  • 0

Flavorwire Premiere: yMusic’s “Music in Circles” Video Mixes Glitch-Art with Modern Dance

For the uninitiated, New York’s yMusic is the go-to group for “orchestral flourish” on indie rock records. Its six instrumentalists have worked with everyone from Beck to Bjork, St. Vincent to Sufjan Stevens, and now, Ben Folds. As announced this week, yMusic will hit the road with Folds this spring for a series of dates in which they’ll perform the album they made together, which is set for release later this year. We’ll get into that in just a second, in our Q&A with yMusic’s CJ Camerieri, a multi-instrumentalist who won Grammys for his contributions to Bon Iver’s sophomore album, and recently toured with Paul Simon and Sting. … Read More

  • 0

‘Focus’ Is the Will Smith Comeback Movie You Didn’t Know You Were Waiting For

Sometimes a movie star drifts away so quietly, you don’t even notice.
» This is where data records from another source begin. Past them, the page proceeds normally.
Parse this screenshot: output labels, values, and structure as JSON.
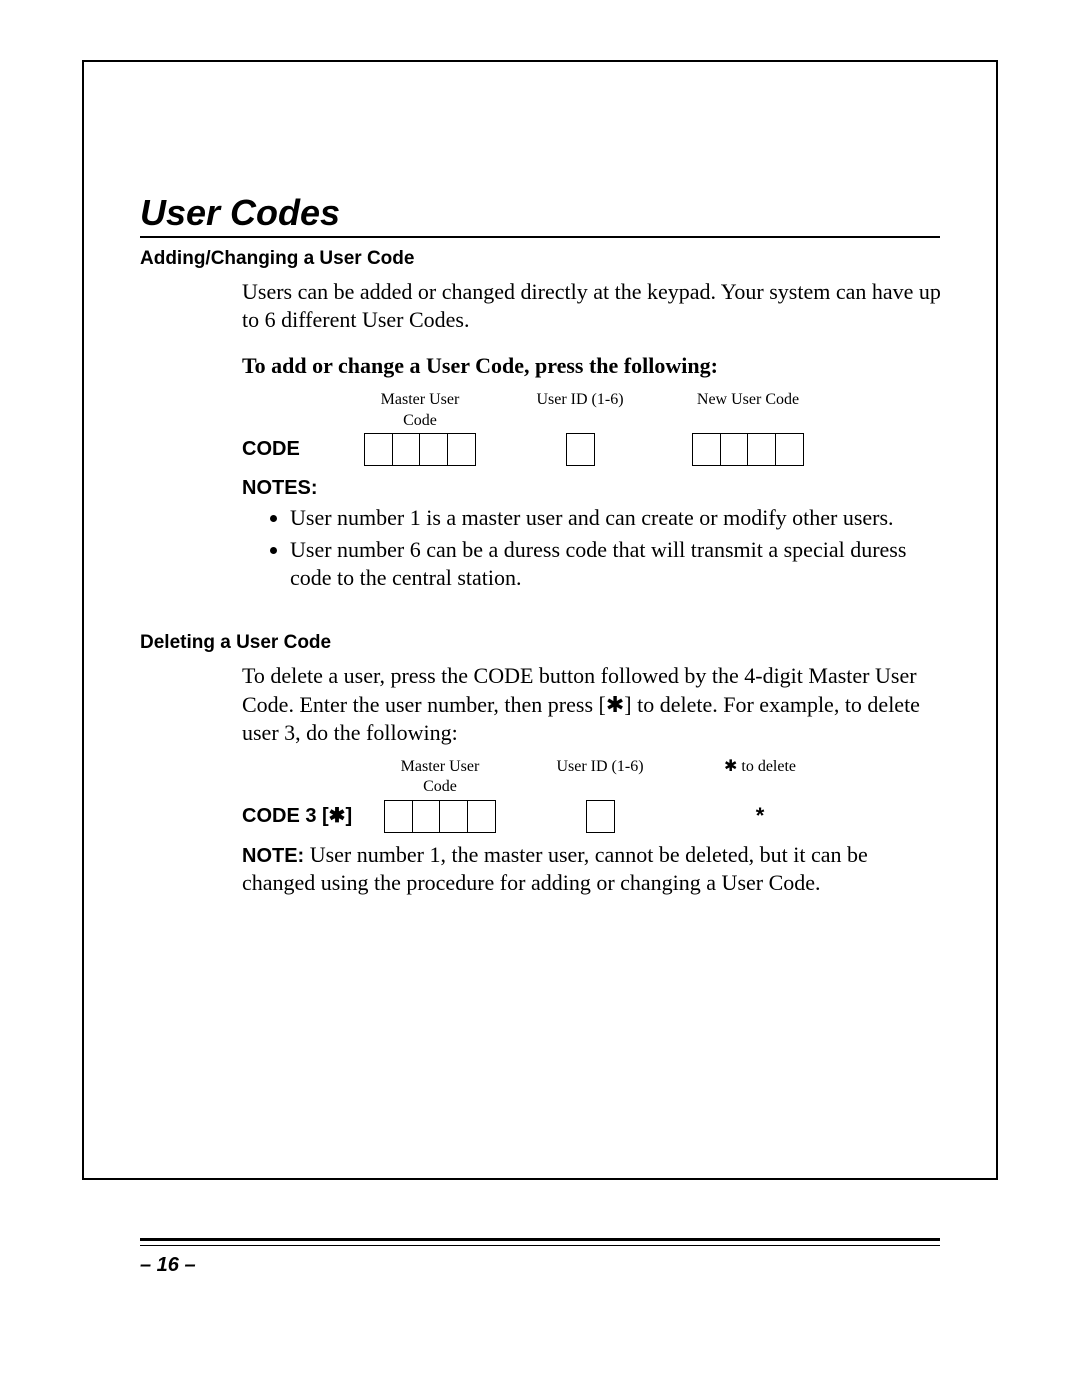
{
  "title": "User Codes",
  "section1": {
    "heading": "Adding/Changing a User Code",
    "para": "Users can be added or changed directly at the keypad. Your system can have up to 6 different User Codes.",
    "instruction": "To add or change a User Code, press the following:",
    "labels": {
      "master": "Master User Code",
      "userid": "User ID (1-6)",
      "newcode": "New User Code"
    },
    "lead": "CODE",
    "notes_label": "NOTES:",
    "notes": [
      "User number 1 is a master user and can create or modify other users.",
      "User number 6 can be a duress code that will transmit a special duress code to the central station."
    ]
  },
  "section2": {
    "heading": "Deleting a User Code",
    "para": "To delete a user, press the CODE button followed by the 4-digit Master User Code. Enter the user number, then press [✱] to delete. For example, to delete user 3, do the following:",
    "labels": {
      "master": "Master User Code",
      "userid": "User ID (1-6)",
      "todelete": "✱ to delete"
    },
    "lead": "CODE 3 [✱]",
    "star": "*",
    "note_bold": "NOTE:",
    "note_text": "  User number 1, the master user, cannot be deleted, but it can be changed using the procedure for adding or changing a User Code."
  },
  "page_number": "– 16 –"
}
From the $800 million-plus-grossing Independence Day in 1996 through the $600 million-plus-grossing Hancock a dozen years later, Will Smith was one of the biggest — if not the biggest — movie stars on the planet, deploying his off-the-charts charisma and unflappable cool in such monster hits as Hitch, I Am Legend, I, Robot, and the Bad Boys and Men in Black movies. And then, he just sorta… stopped. His 2008 drama Seven Pounds was an uncharacteristic underperformer, Men in Black III (which followed a four-year absence from the screen) made boatloads of money and almost no impression, and After Earth — in which he played second fiddle to his son Jaden — was a notorious flop domestically (though it did just fine overseas). And thus Will Smith, once a brand name, finds himself with something to prove. Luckily, his latest movie Focus proves it — reminding us why he became a star in the first place, and providing a glimpse of where he might go from here. … Read More

  • 0
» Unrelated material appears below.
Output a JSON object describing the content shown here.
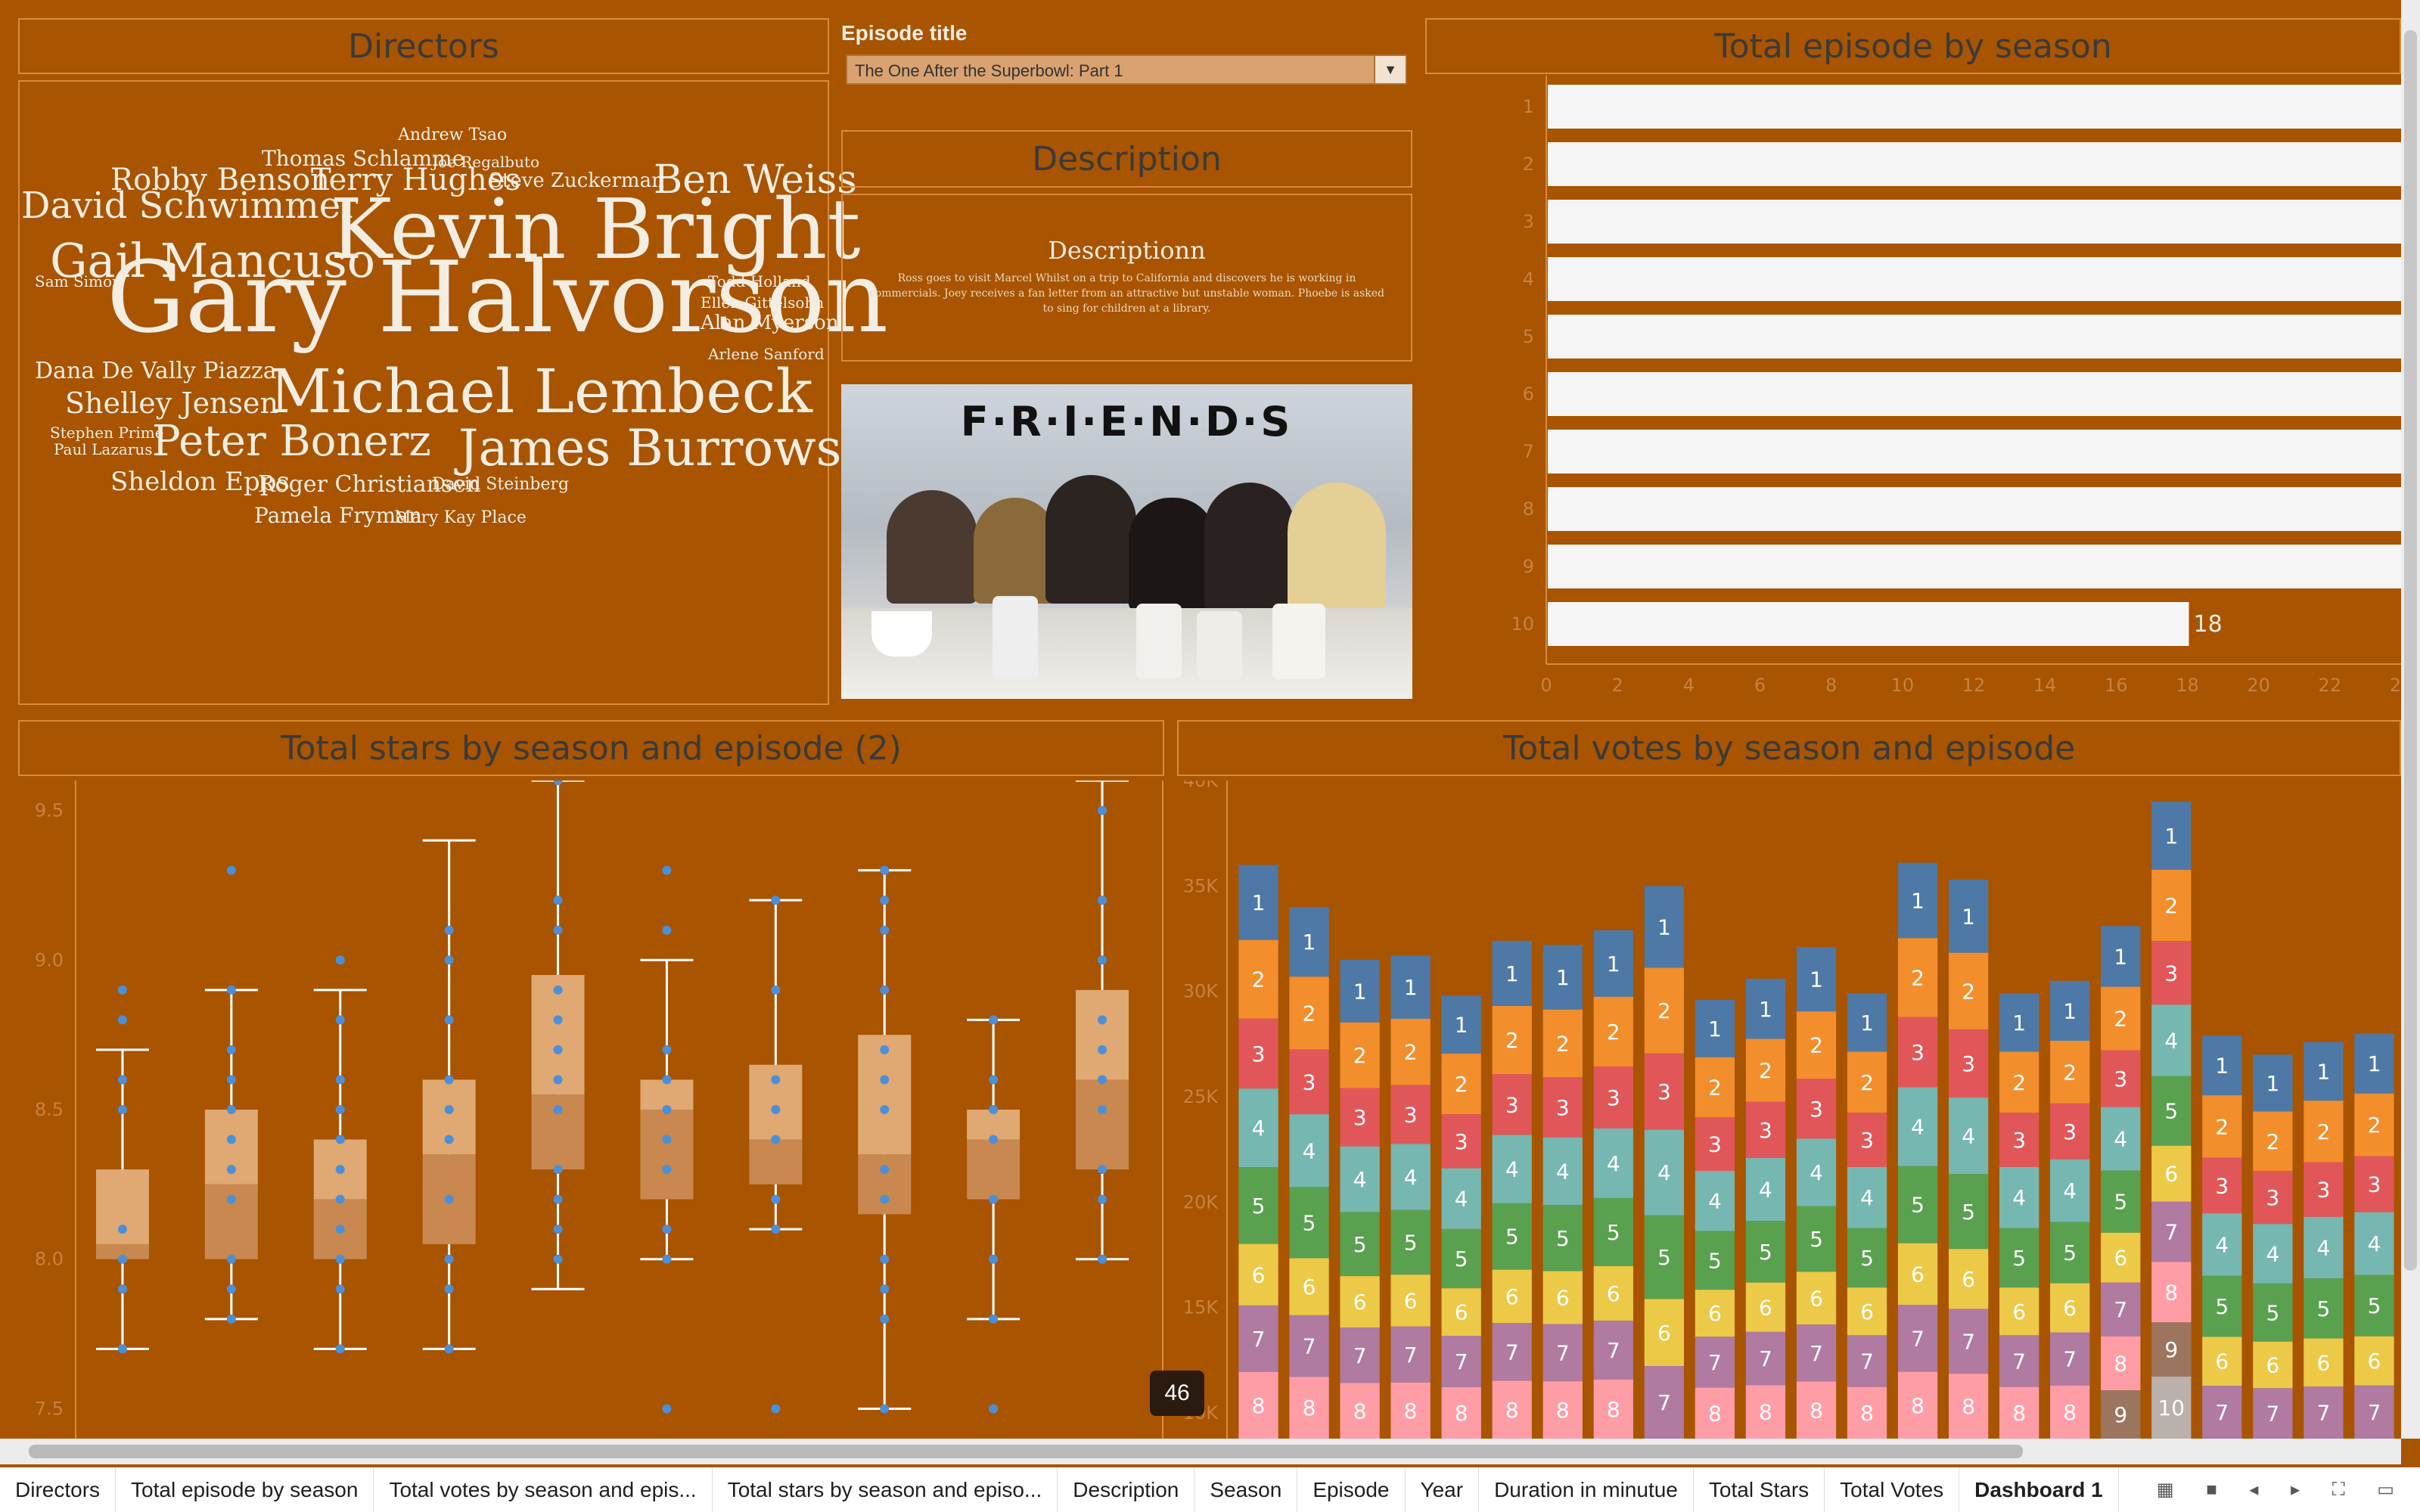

The 50 Best Movies About Hollywood

While many movies set in Tinseltown feature similar tropes and concerns — the awe-struck wannabe, a ruthless deal gone wrong, and a wrong career move that turns deadly — no two movies about Hollywood are exactly alike. The diversity of subjects in these films speaks volumes of the variety of La La Land residents who make up the Hollywood experience. Whether it’s a modern-day Babylon or a dream factory, movies about Hollywood are striking both for their cynicism and star-struck naiveté. In time for the release of Maps to the Stars, director David Cronenberg and screenwriter Bruce Wagner’s long-gestating satire, here is Flavorwire’s list of the 50 best movies about… Read More
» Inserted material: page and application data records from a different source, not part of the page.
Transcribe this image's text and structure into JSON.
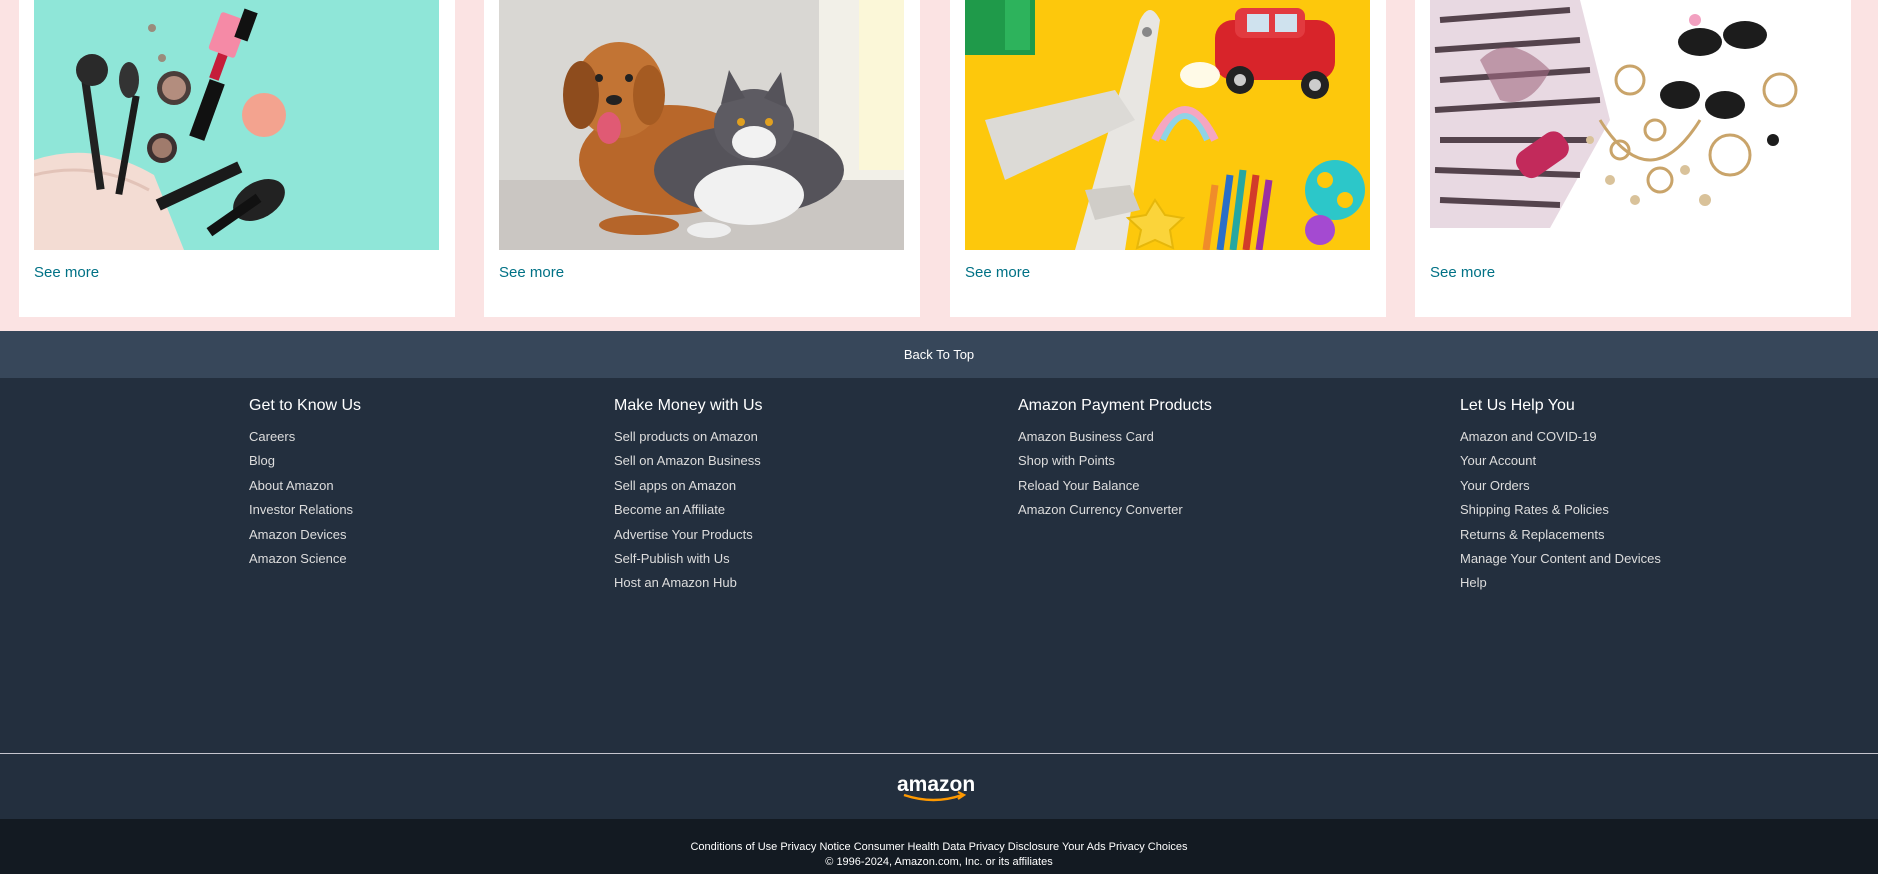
{
  "cards": [
    {
      "link": "See more",
      "image": "cosmetics-image"
    },
    {
      "link": "See more",
      "image": "pets-image"
    },
    {
      "link": "See more",
      "image": "toys-image"
    },
    {
      "link": "See more",
      "image": "fashion-accessories-image"
    }
  ],
  "back_to_top": "Back To Top",
  "footer": {
    "columns": [
      {
        "title": "Get to Know Us",
        "links": [
          "Careers",
          "Blog",
          "About Amazon",
          "Investor Relations",
          "Amazon Devices",
          "Amazon Science"
        ]
      },
      {
        "title": "Make Money with Us",
        "links": [
          "Sell products on Amazon",
          "Sell on Amazon Business",
          "Sell apps on Amazon",
          "Become an Affiliate",
          "Advertise Your Products",
          "Self-Publish with Us",
          "Host an Amazon Hub"
        ]
      },
      {
        "title": "Amazon Payment Products",
        "links": [
          "Amazon Business Card",
          "Shop with Points",
          "Reload Your Balance",
          "Amazon Currency Converter"
        ]
      },
      {
        "title": "Let Us Help You",
        "links": [
          "Amazon and COVID-19",
          "Your Account",
          "Your Orders",
          "Shipping Rates & Policies",
          "Returns & Replacements",
          "Manage Your Content and Devices",
          "Help"
        ]
      }
    ],
    "logo_text": "amazon",
    "legal_links": [
      "Conditions of Use",
      "Privacy Notice",
      "Consumer Health Data Privacy Disclosure",
      "Your Ads Privacy Choices"
    ],
    "copyright": "© 1996-2024, Amazon.com, Inc. or its affiliates"
  },
  "colors": {
    "link": "#007185",
    "back_to_top_bg": "#37475a",
    "footer_bg": "#232f3e",
    "legal_bg": "#131a22",
    "page_bg": "#fbe3e3",
    "logo_smile": "#ff9900"
  }
}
  • 0

Suggested Storylines for Lady Gaga’s ‘American Horror Story: Hotel’

It was announced this week that Lady Gaga would be starring in the fifth season of Ryan Murphy’s American Horror Story, subtitled Hotel. The show has famously skirted controversy with its rash, nuanced depictions of race, mental handicaps, rape, homosexuality, dwarfism, civil rights, and ageism in entertainment. With Lady Gaga entering the fray, Murphy and co-creator Brad Falchuk are sure to push the envelope even further. … Read More

  • 0

The Question of Ziplessness: Why ‘Secretary’ Is a More Appealing Depiction of BDSM Than ‘Fifty Shades of Grey’

It is, more than anything else, a testament to the scarcity of nontraditional love stories on film that Fifty Shades of Grey is so often compared to Secretary. While the former is a new, record-breaking international blockbuster that metastasized out of history’s most bankable foray into erotic fan-fiction, the latter is an independent film based on a Mary Gaitskill story. Secretary cost just $4 million to make, and its release in 2002 didn’t dominate the cultural conversation so much as inspire a frisson among cinephiles, kink enthusiasts, and anyone else who sensed the promise of a scenario in which James Spader ordered Maggie Gyllenhaal to step into his office. … Read More

  • 0
Follow

Get every new post delivered to your Inbox.

Join 12,798 other followers